The Department Online Occurrence Report System (OORS) requires detailed reporting of every incident in a school whether or not it results in a suspension. OORS is a rich trove of data, due to privacy concerns the Department limits access to the system – research designs must protect all privacy data. An artfully designed research project would be helpful in driving policy, unfortunately, I believe, the current beliefs that abhor suspensions might not support research with uncertain outcomes.

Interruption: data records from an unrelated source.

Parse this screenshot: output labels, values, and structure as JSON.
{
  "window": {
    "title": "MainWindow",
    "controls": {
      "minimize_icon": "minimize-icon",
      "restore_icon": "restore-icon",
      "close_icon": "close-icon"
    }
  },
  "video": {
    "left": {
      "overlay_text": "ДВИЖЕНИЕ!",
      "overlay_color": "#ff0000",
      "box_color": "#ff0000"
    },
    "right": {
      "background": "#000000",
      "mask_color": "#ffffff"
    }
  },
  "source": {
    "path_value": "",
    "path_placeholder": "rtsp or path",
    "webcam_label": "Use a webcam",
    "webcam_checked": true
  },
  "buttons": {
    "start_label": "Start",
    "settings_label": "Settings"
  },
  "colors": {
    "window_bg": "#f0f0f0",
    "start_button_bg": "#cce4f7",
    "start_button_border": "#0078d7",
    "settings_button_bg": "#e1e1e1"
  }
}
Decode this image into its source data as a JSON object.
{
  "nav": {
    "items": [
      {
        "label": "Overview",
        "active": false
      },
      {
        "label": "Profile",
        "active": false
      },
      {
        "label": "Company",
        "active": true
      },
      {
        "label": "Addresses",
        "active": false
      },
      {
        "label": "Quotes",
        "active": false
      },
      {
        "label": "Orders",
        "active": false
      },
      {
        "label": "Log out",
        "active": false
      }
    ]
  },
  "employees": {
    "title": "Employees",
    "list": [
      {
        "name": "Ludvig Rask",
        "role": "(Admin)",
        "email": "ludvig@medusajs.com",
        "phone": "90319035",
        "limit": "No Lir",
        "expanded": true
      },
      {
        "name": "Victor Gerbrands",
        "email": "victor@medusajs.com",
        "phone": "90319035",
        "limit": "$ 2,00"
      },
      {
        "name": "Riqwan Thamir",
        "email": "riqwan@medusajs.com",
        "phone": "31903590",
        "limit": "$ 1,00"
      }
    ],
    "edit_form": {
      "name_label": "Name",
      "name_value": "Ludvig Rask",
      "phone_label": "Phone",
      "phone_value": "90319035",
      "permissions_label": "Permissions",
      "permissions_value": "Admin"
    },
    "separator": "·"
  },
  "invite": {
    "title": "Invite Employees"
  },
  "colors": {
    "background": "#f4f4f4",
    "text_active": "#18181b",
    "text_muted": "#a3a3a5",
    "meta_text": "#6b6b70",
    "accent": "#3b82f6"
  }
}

What has gone unexplored is what happens during a period of suspension. New York City maintains suspensions sites (“Alternative Learning Centers”) and, students receive small group instruction and intensive counseling at the sites. Yes, attendance is well below citywide attendance, for the students that regularly attend: are the outcomes better; do the suspension recidivist rate decrease, do student academic outcomes improve? An article in the New York Teacher describes the sites,
[The Department supports] five centers and 36 sites across the city where high school students are sent for instruction after they have committed an infraction that results in an out-of-school suspension.
These centers together form a carefully conceived safety net to ensure at-risk students get the support they need while not missing a day of instruction.
Mitchell Greggs, the assistant principal at Park Place Academy, a long-term suspension site, says the Department of Education’s alternate learning centers, with their small class sizes, specially trained staff and extra support, give students who have made a mistake at their home school the opportunity to change course.
“It’s the best-kept secret” of the school system, said Greggs. “I tell some students this might be the best worst mistake you ever made.”
… teachers hold daily advisory classes to work on community building, punctuality and attendance and how to handle stressful situations without resorting to fights.
In addition, there are restorative circles held weekly and as needed to talk about issues as they arise and what students will do differently when they return to their home schools.
The intimate school size and class sizes, which can range from one to 13 students, provide the opportunity for staff to get to know the students and address their unique needs.
“We work very individually with students,” said Park Place guidance counselor Camela Singh. “There’s a lot of one-on-one attention to help them plan their academic career behaviorally and make improvements when they go back to their regular school or graduate.
For younger students restorative justice practices as part of a curriculum appear to be an excellent idea, especially if integrated into a school curriculum. At the middle or high school level I favor student advisories, time each week for the teacher to engage in social, emotional learning activities, perhaps restorative justice activities, perhaps single sex “discussions” with same sex teachers; however, to virtually eliminate suspensions is a disservice. Students can learn life-saving, vital lessons during periods of suspension. Violent and dangerous acts have consequences, and a period of removal from a classroom and period of intensive counseling and intensive instruction can make an enormous difference in the life of a student.
We need research: which approaches are working, we should not allow preconceived, political agendas to drive policy